The leaders of both major parties talked during the campaign about large national issues such as Taiwan's "identity", the purchase of military weapons, and relations with China and the United States. But the result suggests voters were more interested in local issues such as the medical system, schools and roads. In the end, local factors predominated. To the extent that national factors were an issue, Taiwan's electorate demonstrated that it is moderate.
'It is China that is the 'threat' in the region, pointing something like 600 missiles at Taiwan.'
How does this election affect Australia? Taiwan has provided an important, though difficult, problem for our foreign relations. We recognised China diplomatically in 1972, when the Chiang Kai-shek dictatorship ran Taiwan, and we agreed that Taiwan belonged to China.
But as Taiwan has democratised, the sense of "Taiwan identity", as opposed to "Chinese identity", has rapidly increased. The minority of mainlanders have lost their privileged position in Taiwanese politics and society, but large numbers of second-generation mainlanders have developed a fair amount of "Taiwan identity" and contribute to the island's democratic richness.
Many people in Australia, including politicians from both sides of the fence, have strong sympathy with Taiwan even if we do not officially recognise the island diplomatically. We do, in fact, have a large unofficial office in Taipei that represents our interests in Taiwan, and the Taiwan Government has offices in Australia.
Our Government has on many occasions stated that any changes to the status of Taiwan should occur peacefully and with the consent of the people of Taiwan, who number 23 million.
China, however, maintains Taiwan still belongs to it, even though Taiwan has never been part of the People's Republic. In fact, it is China that is the "threat" in the region, pointing something like 600 missiles at Taiwan and continuously increasing the number of these missiles and other armaments to threaten the island. Chinese defence expenditures rise constantly, while those of Taiwan and other countries such as Japan have remained low. Thus, it is China that is trying to change the status quo.
Australia faces a number of competing pressures from China. We seek China's assistance in maintaining regional stability and in solving the North Korean nuclear problem. We also have large trading interests with China, though the balance of trade is in China's favour.
Taiwan, on the other hand, is a vigorous democracy.
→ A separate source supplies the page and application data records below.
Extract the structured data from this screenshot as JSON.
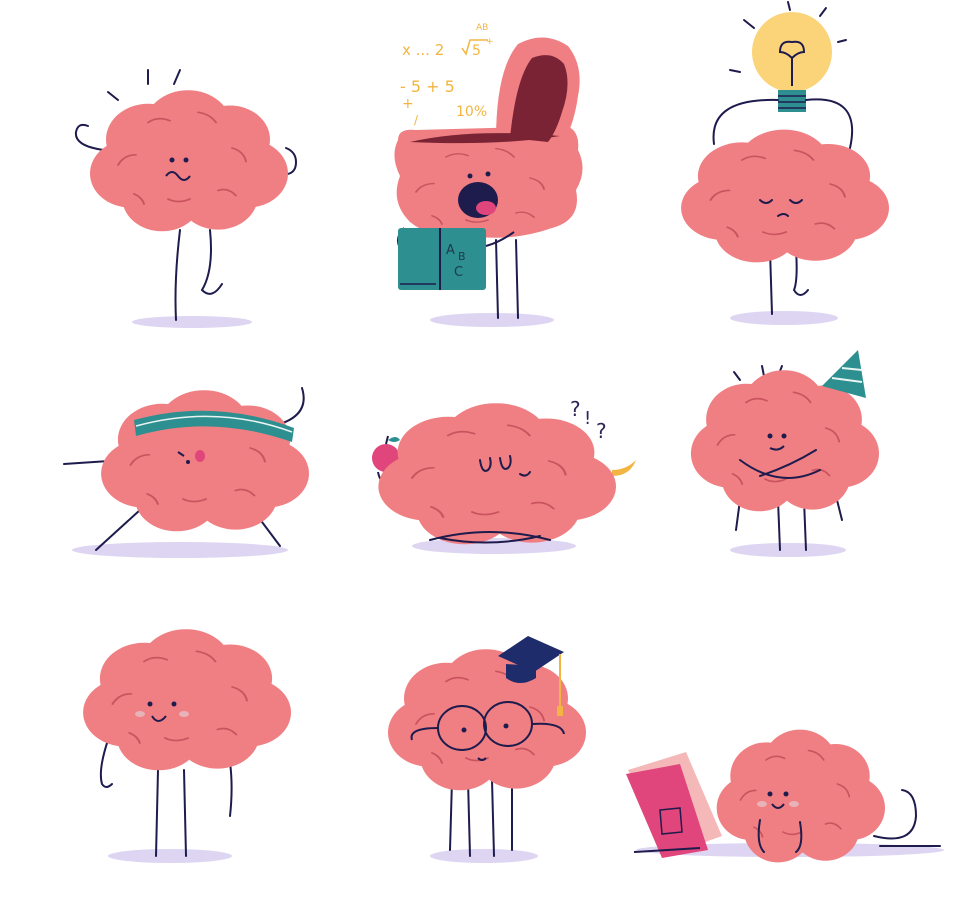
{
  "illustration": {
    "palette": {
      "brain": "#f07f83",
      "brain_fold": "#c9545f",
      "blush": "#e8b3b8",
      "outline": "#1e1b4d",
      "shadow": "#ddd5f2",
      "teal": "#2e8f90",
      "bulb": "#fbd47a",
      "formula": "#f2b542",
      "pink_book": "#e0457b",
      "inner_mouth": "#7a2335",
      "cap": "#1f2c6b"
    },
    "characters": [
      {
        "name": "flexing-brain"
      },
      {
        "name": "open-head-brain"
      },
      {
        "name": "idea-brain"
      },
      {
        "name": "exercising-brain"
      },
      {
        "name": "meditating-brain"
      },
      {
        "name": "party-brain"
      },
      {
        "name": "smiling-brain"
      },
      {
        "name": "graduate-brain"
      },
      {
        "name": "reading-brain"
      }
    ],
    "formula_text": {
      "line1": "x ... 2",
      "root_sup": "AB",
      "root_arg": "5",
      "root_plus": "+",
      "line2": "- 5 + 5",
      "line3": "+",
      "line4": "10%",
      "line5": "/"
    },
    "book_letters": {
      "a": "A",
      "b": "B",
      "c": "C"
    },
    "question_marks": {
      "q1": "?",
      "q2": "!",
      "q3": "?"
    }
  }
}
Australia has sent troops to Afghanistan and Iraq in recent years to try to implant democracy in those countries. Clearly, we should not shun emerging democracies such as Taiwan simply because China claims them. We also have substantial trade and investment interests in Taiwan - and the balance of trade with Taiwan is in Australia's favour.
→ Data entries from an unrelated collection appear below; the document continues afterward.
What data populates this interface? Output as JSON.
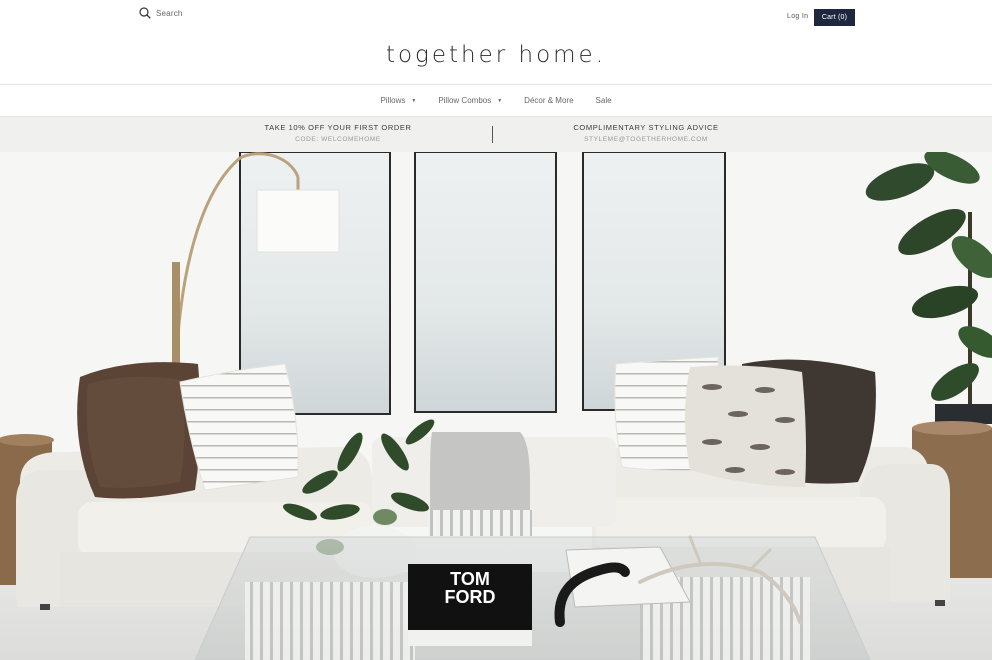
{
  "header": {
    "search_placeholder": "Search",
    "login_label": "Log In",
    "cart_label": "Cart (0)",
    "logo_text": "together home."
  },
  "nav": {
    "items": [
      {
        "label": "Pillows",
        "has_dropdown": true
      },
      {
        "label": "Pillow Combos",
        "has_dropdown": true
      },
      {
        "label": "Décor & More",
        "has_dropdown": false
      },
      {
        "label": "Sale",
        "has_dropdown": false
      }
    ]
  },
  "promo": {
    "left": {
      "heading": "TAKE 10% OFF YOUR FIRST ORDER",
      "sub": "CODE: WELCOMEHOME"
    },
    "right": {
      "heading": "COMPLIMENTARY STYLING ADVICE",
      "sub": "STYLEME@TOGETHERHOME.COM"
    }
  },
  "hero": {
    "book_title_line1": "TOM",
    "book_title_line2": "FORD"
  },
  "colors": {
    "cart_bg": "#1f2740",
    "promo_bg": "#f0f0ef",
    "sofa": "#ecebe6",
    "wall": "#f5f5f3"
  }
}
Ideally, Australia will continue its quiet, officially "unofficial" diplomacy with Taiwan. We will continue to urge China to talk to Taiwan and to continue to enhance their ever-growing economic trade and investment, which is vital to China's economic growth and reform.
Last Saturday's moderate decisions by Taiwan's electorate will, it is to be hoped, encourage China to open talks with the Chen Shui-bian Government. Even if the two sides fail to reach agreement, such talks should enable Beijing to gain some understanding of Taiwan's goodwill towards China.
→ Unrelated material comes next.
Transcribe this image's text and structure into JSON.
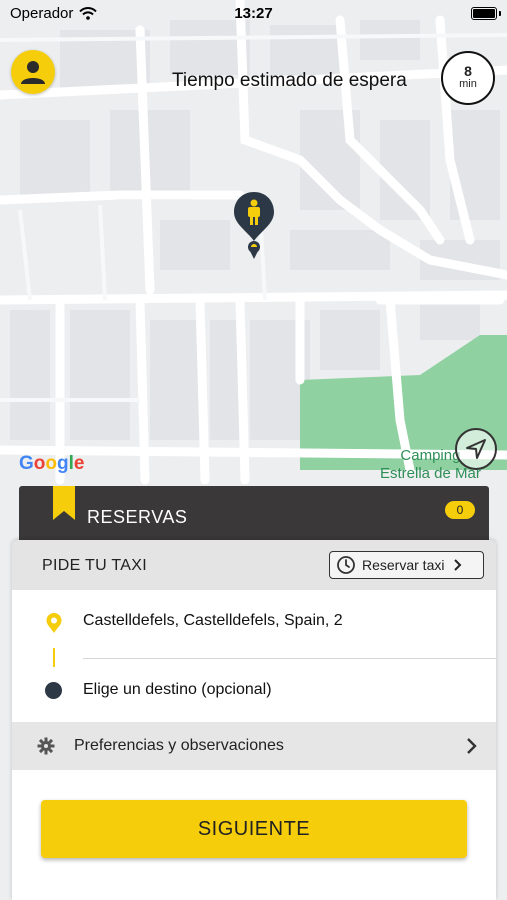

Bruce Jacobs, professor of Asian languages and studies at Monash University, was in Taiwan to observe the weekend election.